On the fourth day of Christmas... I brushed up on working on my public holidays

Posted on 14 December 2011

What are the rights and responsibilities of employers and employees regarding working over public holidays?
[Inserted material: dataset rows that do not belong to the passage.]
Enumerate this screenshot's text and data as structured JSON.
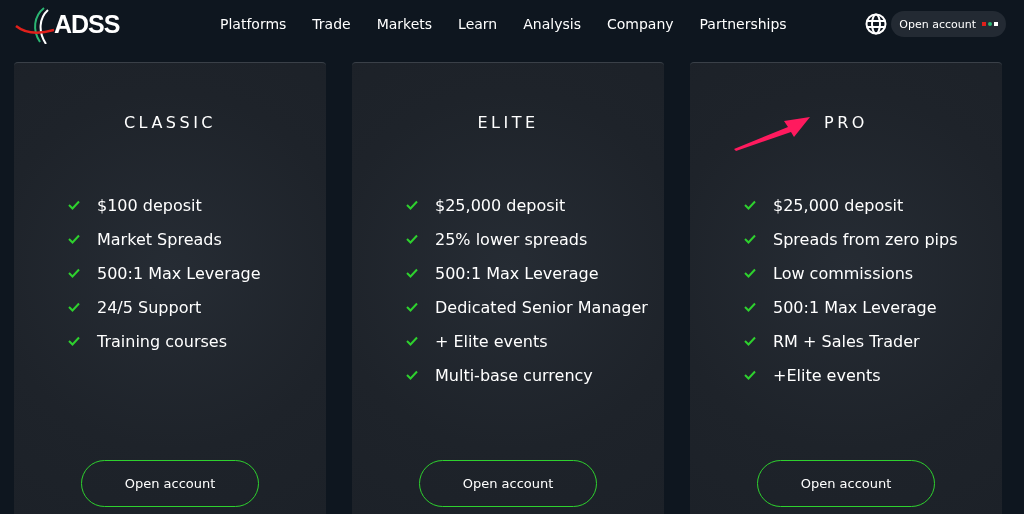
{
  "header": {
    "logo": "ADSS",
    "nav": [
      "Platforms",
      "Trade",
      "Markets",
      "Learn",
      "Analysis",
      "Company",
      "Partnerships"
    ],
    "open_account": "Open account"
  },
  "plans": [
    {
      "title": "CLASSIC",
      "features": [
        "$100 deposit",
        "Market Spreads",
        "500:1 Max Leverage",
        "24/5 Support",
        "Training courses"
      ],
      "button": "Open account",
      "highlighted": false
    },
    {
      "title": "ELITE",
      "features": [
        "$25,000 deposit",
        "25% lower spreads",
        "500:1 Max Leverage",
        "Dedicated Senior Manager",
        "+ Elite events",
        "Multi-base currency"
      ],
      "button": "Open account",
      "highlighted": false
    },
    {
      "title": "PRO",
      "features": [
        "$25,000 deposit",
        "Spreads from zero pips",
        "Low commissions",
        "500:1 Max Leverage",
        "RM + Sales Trader",
        "+Elite events"
      ],
      "button": "Open account",
      "highlighted": true
    }
  ]
}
The Fairwork Ombudsman advises the following.

What are reasonable grounds for requesting or refusing to work on a public holiday?

In determining whether a request (or a refusal of such a request) to work on a public holiday is reasonable, the following must be taken into account:

  • the nature of the employer’s workplace (including its operational requirements) and the nature of the work performed by the employee
  • the employee’s personal circumstances, including family responsibilities
  • whether the employee could reasonably expect that the employer might request work on the public holiday
  • whether the employee is entitled to receive overtime payments, penalty rates, additional remuneration or other compensation that reflects an expectation of work on the public holiday
  • the type of employment (e.g. full-time, part-time, casual or shiftwork)
  • the amount of notice in advance of the public holiday given by the employer when making the request
  • the amount of notice in advance of the public holiday given by the employee in refusing the request
  • any other relevant matter.

What payment is required for an absence from work due to a public holiday?

If an employee is absent from work on a day or part-day that is a public holiday, the employer must pay the employee (other than a casual employee) the base rate of pay for the employee’s ordinary hours of work on that day or part-day. The base rate of pay to be paid excludes incentive-based payments and bonuses, loadings, monetary allowances, overtime or penalty rates, or any other separately identifiable amounts.

However, an employee is not entitled to payment if they do not have ordinary hours of work on the public holiday.

For example, a part-time employee is not entitled to payment if their part-time hours do not include the day of the week on which the public holiday falls. 

Back